Review: Zom-B - Darren Shan
Pages: 217 pages, hardback
Series?: Yes, this is book one of a whopping twelve part series. Book two (Zom-B Underground) is due out in 2013.
Acquired: Kindly sent for review by the publisher
Summary (from Goodreads): Zom-B is a radical new series about a zombie apocalypse, told in the first person by one of its victims. The series combines classic Shan action with a fiendishly twisting plot and hard-hitting and thought-provoking moral questions dealing with racism, abuse of power and more. This is challenging material, which will captivate existing Shan fans and bring in many new ones. As Darren says, "It's a big, sprawling, vicious tale...a grisly piece of escapism, and a barbed look at the world in which we live. Each book in the series is short, fast-paced and bloody. A high body-count is guaranteed!"
My review: Once again, Shan has hit a home run and proved that he truly is the master of YA horror. I had exceedingly high hopes for Zom-B and I’m pleased to say that Shan completely outdid himself with this one.
I’ve been lamenting the lack of horror in YA for years, especially after the paranormal romance boom meant classic creepy creatures were being turned from monsters into love interests. Thankfully, though, we have incredibly writers like Darren Shan (and Chris Priestley, Jonathan Maberry and Andrew Fukuda, among others) holding up the fort and producing stellar horror stories.
One thing Shan has never shied away from is gore and this is entirely true of Zom-B. The opening scene made me gag a little bit and there were certain descriptions and turns of phrase later on in the book that made me wince…in a good way. I should probably pretend to be responsible and say this might not be suitable for younger readers because of the content blah blah blah but it’s a brilliant, entertaining and well-written story so, really, I wouldn’t want any keen readers to have to miss out on this because of a little bloodshed.
While Zom-B is about, well, zombies (obviously), it also has a very intriguing subplot about B’s racist father. B, our protagonist, is torn between familial loyalty and wanting to do the right thing and it’s so interesting to watch B's character development and journey from beginning to end, as B is certainly a very different person by the end of the novel.
One of Shan’s strengths is the way he is able to depict teenagers so realistically. His teenage voice is always spot on and it never feels forced, as though it’s an adult trying to sound like a teenager. The characters in Zom-B are particularly strong and I thought B’s narrative voice was spot on. Unrealistic voice is something I’ve had a few issues with in some of the latest YA I’ve read, so it was lovely to settle back into something familiar and entertaining, like Shan’s writing style.
Something you may have read about in other reviews is the twisting and turning plot of Zom-B. There are a couple of huge twists in the story and, no, I’m not going to give you a single hint.

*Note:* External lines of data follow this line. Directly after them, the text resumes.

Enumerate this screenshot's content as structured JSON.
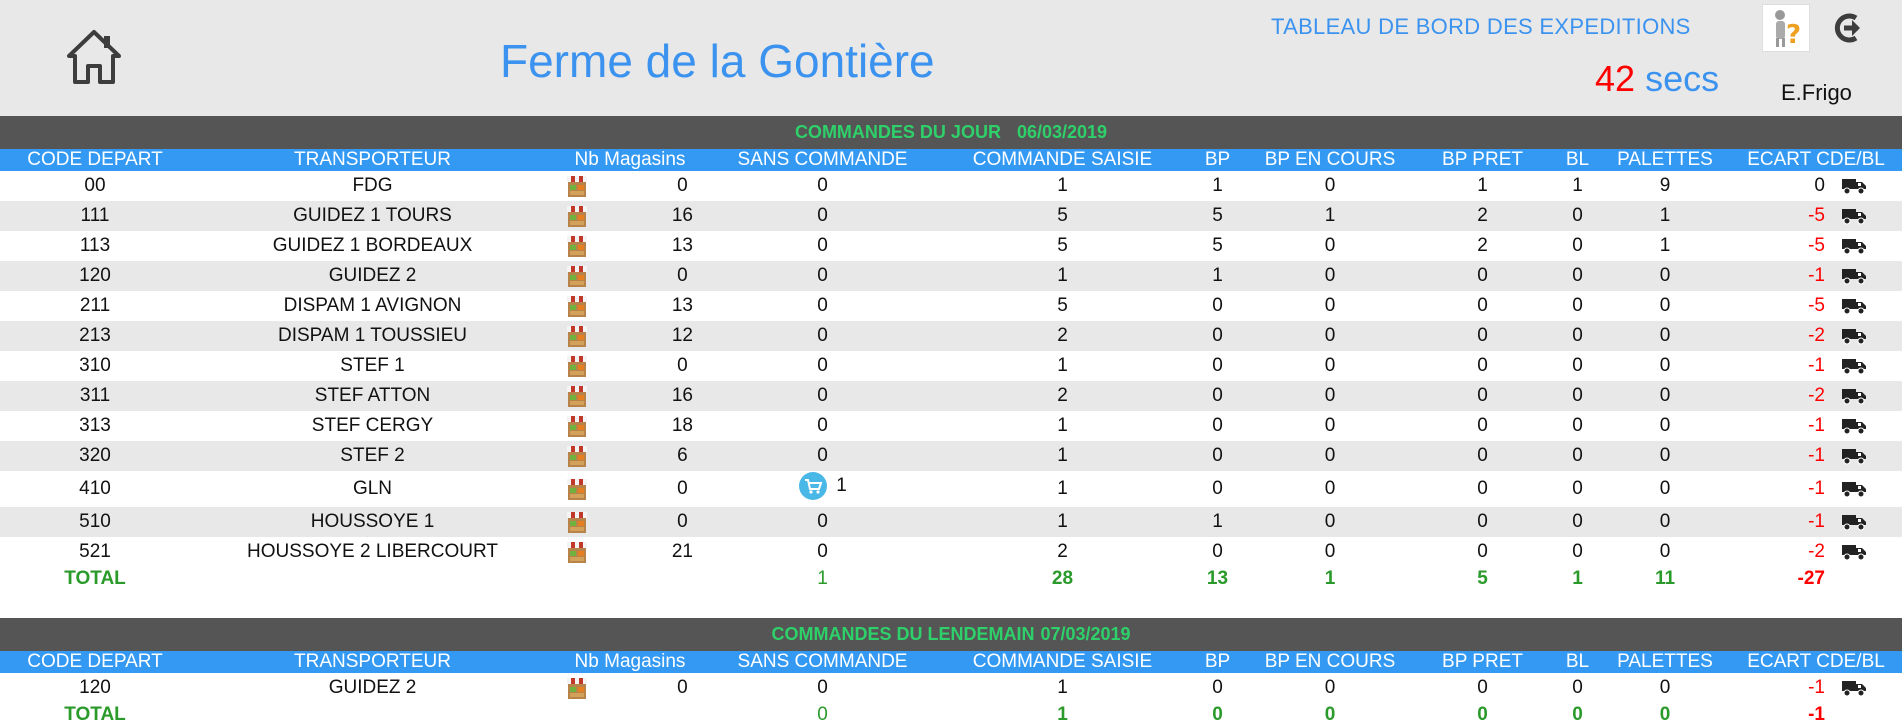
{
  "header": {
    "farm_title": "Ferme de la Gontière",
    "dashboard_title": "TABLEAU DE BORD DES EXPEDITIONS",
    "timer_value": "42",
    "timer_unit": "secs",
    "user": "E.Frigo"
  },
  "columns": [
    "CODE DEPART",
    "TRANSPORTEUR",
    "Nb Magasins",
    "SANS COMMANDE",
    "COMMANDE SAISIE",
    "BP",
    "BP EN COURS",
    "BP PRET",
    "BL",
    "PALETTES",
    "ECART CDE/BL"
  ],
  "section_today": {
    "title": "COMMANDES DU JOUR",
    "date": "06/03/2019",
    "rows": [
      {
        "code": "00",
        "transporteur": "FDG",
        "nb": "0",
        "sans": "0",
        "saisie": "1",
        "bp": "1",
        "encours": "0",
        "pret": "1",
        "bl": "1",
        "palettes": "9",
        "ecart": "0"
      },
      {
        "code": "111",
        "transporteur": "GUIDEZ 1 TOURS",
        "nb": "16",
        "sans": "0",
        "saisie": "5",
        "bp": "5",
        "encours": "1",
        "pret": "2",
        "bl": "0",
        "palettes": "1",
        "ecart": "-5"
      },
      {
        "code": "113",
        "transporteur": "GUIDEZ 1 BORDEAUX",
        "nb": "13",
        "sans": "0",
        "saisie": "5",
        "bp": "5",
        "encours": "0",
        "pret": "2",
        "bl": "0",
        "palettes": "1",
        "ecart": "-5"
      },
      {
        "code": "120",
        "transporteur": "GUIDEZ 2",
        "nb": "0",
        "sans": "0",
        "saisie": "1",
        "bp": "1",
        "encours": "0",
        "pret": "0",
        "bl": "0",
        "palettes": "0",
        "ecart": "-1"
      },
      {
        "code": "211",
        "transporteur": "DISPAM 1 AVIGNON",
        "nb": "13",
        "sans": "0",
        "saisie": "5",
        "bp": "0",
        "encours": "0",
        "pret": "0",
        "bl": "0",
        "palettes": "0",
        "ecart": "-5"
      },
      {
        "code": "213",
        "transporteur": "DISPAM 1 TOUSSIEU",
        "nb": "12",
        "sans": "0",
        "saisie": "2",
        "bp": "0",
        "encours": "0",
        "pret": "0",
        "bl": "0",
        "palettes": "0",
        "ecart": "-2"
      },
      {
        "code": "310",
        "transporteur": "STEF 1",
        "nb": "0",
        "sans": "0",
        "saisie": "1",
        "bp": "0",
        "encours": "0",
        "pret": "0",
        "bl": "0",
        "palettes": "0",
        "ecart": "-1"
      },
      {
        "code": "311",
        "transporteur": "STEF ATTON",
        "nb": "16",
        "sans": "0",
        "saisie": "2",
        "bp": "0",
        "encours": "0",
        "pret": "0",
        "bl": "0",
        "palettes": "0",
        "ecart": "-2"
      },
      {
        "code": "313",
        "transporteur": "STEF CERGY",
        "nb": "18",
        "sans": "0",
        "saisie": "1",
        "bp": "0",
        "encours": "0",
        "pret": "0",
        "bl": "0",
        "palettes": "0",
        "ecart": "-1"
      },
      {
        "code": "320",
        "transporteur": "STEF 2",
        "nb": "6",
        "sans": "0",
        "saisie": "1",
        "bp": "0",
        "encours": "0",
        "pret": "0",
        "bl": "0",
        "palettes": "0",
        "ecart": "-1"
      },
      {
        "code": "410",
        "transporteur": "GLN",
        "nb": "0",
        "sans": "1",
        "saisie": "1",
        "bp": "0",
        "encours": "0",
        "pret": "0",
        "bl": "0",
        "palettes": "0",
        "ecart": "-1"
      },
      {
        "code": "510",
        "transporteur": "HOUSSOYE 1",
        "nb": "0",
        "sans": "0",
        "saisie": "1",
        "bp": "1",
        "encours": "0",
        "pret": "0",
        "bl": "0",
        "palettes": "0",
        "ecart": "-1"
      },
      {
        "code": "521",
        "transporteur": "HOUSSOYE 2 LIBERCOURT",
        "nb": "21",
        "sans": "0",
        "saisie": "2",
        "bp": "0",
        "encours": "0",
        "pret": "0",
        "bl": "0",
        "palettes": "0",
        "ecart": "-2"
      }
    ],
    "total": {
      "label": "TOTAL",
      "sans": "1",
      "saisie": "28",
      "bp": "13",
      "encours": "1",
      "pret": "5",
      "bl": "1",
      "palettes": "11",
      "ecart": "-27"
    }
  },
  "section_tomorrow": {
    "title": "COMMANDES DU LENDEMAIN",
    "date": "07/03/2019",
    "rows": [
      {
        "code": "120",
        "transporteur": "GUIDEZ 2",
        "nb": "0",
        "sans": "0",
        "saisie": "1",
        "bp": "0",
        "encours": "0",
        "pret": "0",
        "bl": "0",
        "palettes": "0",
        "ecart": "-1"
      }
    ],
    "total": {
      "label": "TOTAL",
      "sans": "0",
      "saisie": "1",
      "bp": "0",
      "encours": "0",
      "pret": "0",
      "bl": "0",
      "palettes": "0",
      "ecart": "-1"
    }
  },
  "icons": {
    "home": "home-icon",
    "help": "help-icon",
    "logout": "logout-icon",
    "store": "store-icon",
    "truck": "truck-icon",
    "cart": "cart-icon"
  },
  "colors": {
    "accent_blue": "#3399f3",
    "section_bg": "#555555",
    "section_text": "#2ed06a",
    "total_green": "#2a9a2a",
    "negative_red": "#ff0000",
    "alt_row": "#e8e8e8"
  }
}
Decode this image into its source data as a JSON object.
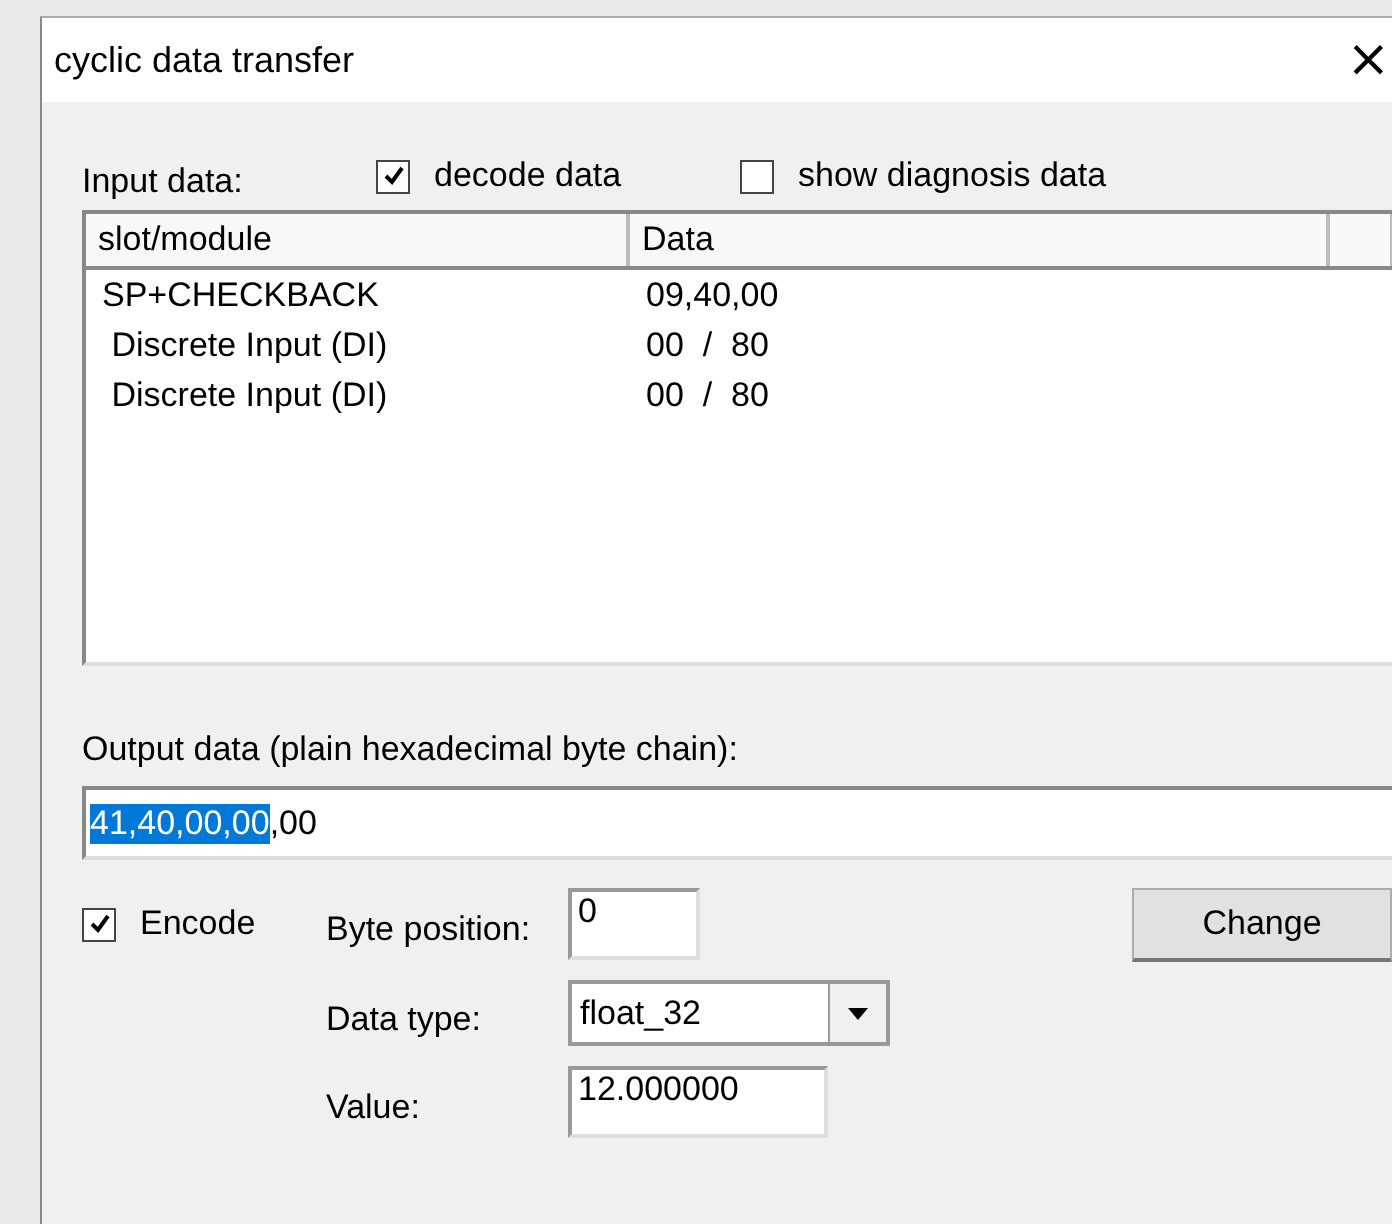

To be honest, it’s silly to try and even figure out the twists because they’re all absolute blinders that I guarantee you will not see coming. I certainly didn’t and I loved that I had no idea what the final reveal was going to be. What I will say, though, is that it was ridiculously smart and made me look at everything in a completely different light.
Well played, Mr Shan, well played indeed.
First line: 'It was the darkest, most wretched hour of the night when the dead came back to life and spread like a plague of monstrous locusts through the village of Pallaskenry.'
Total: 17/20 (A)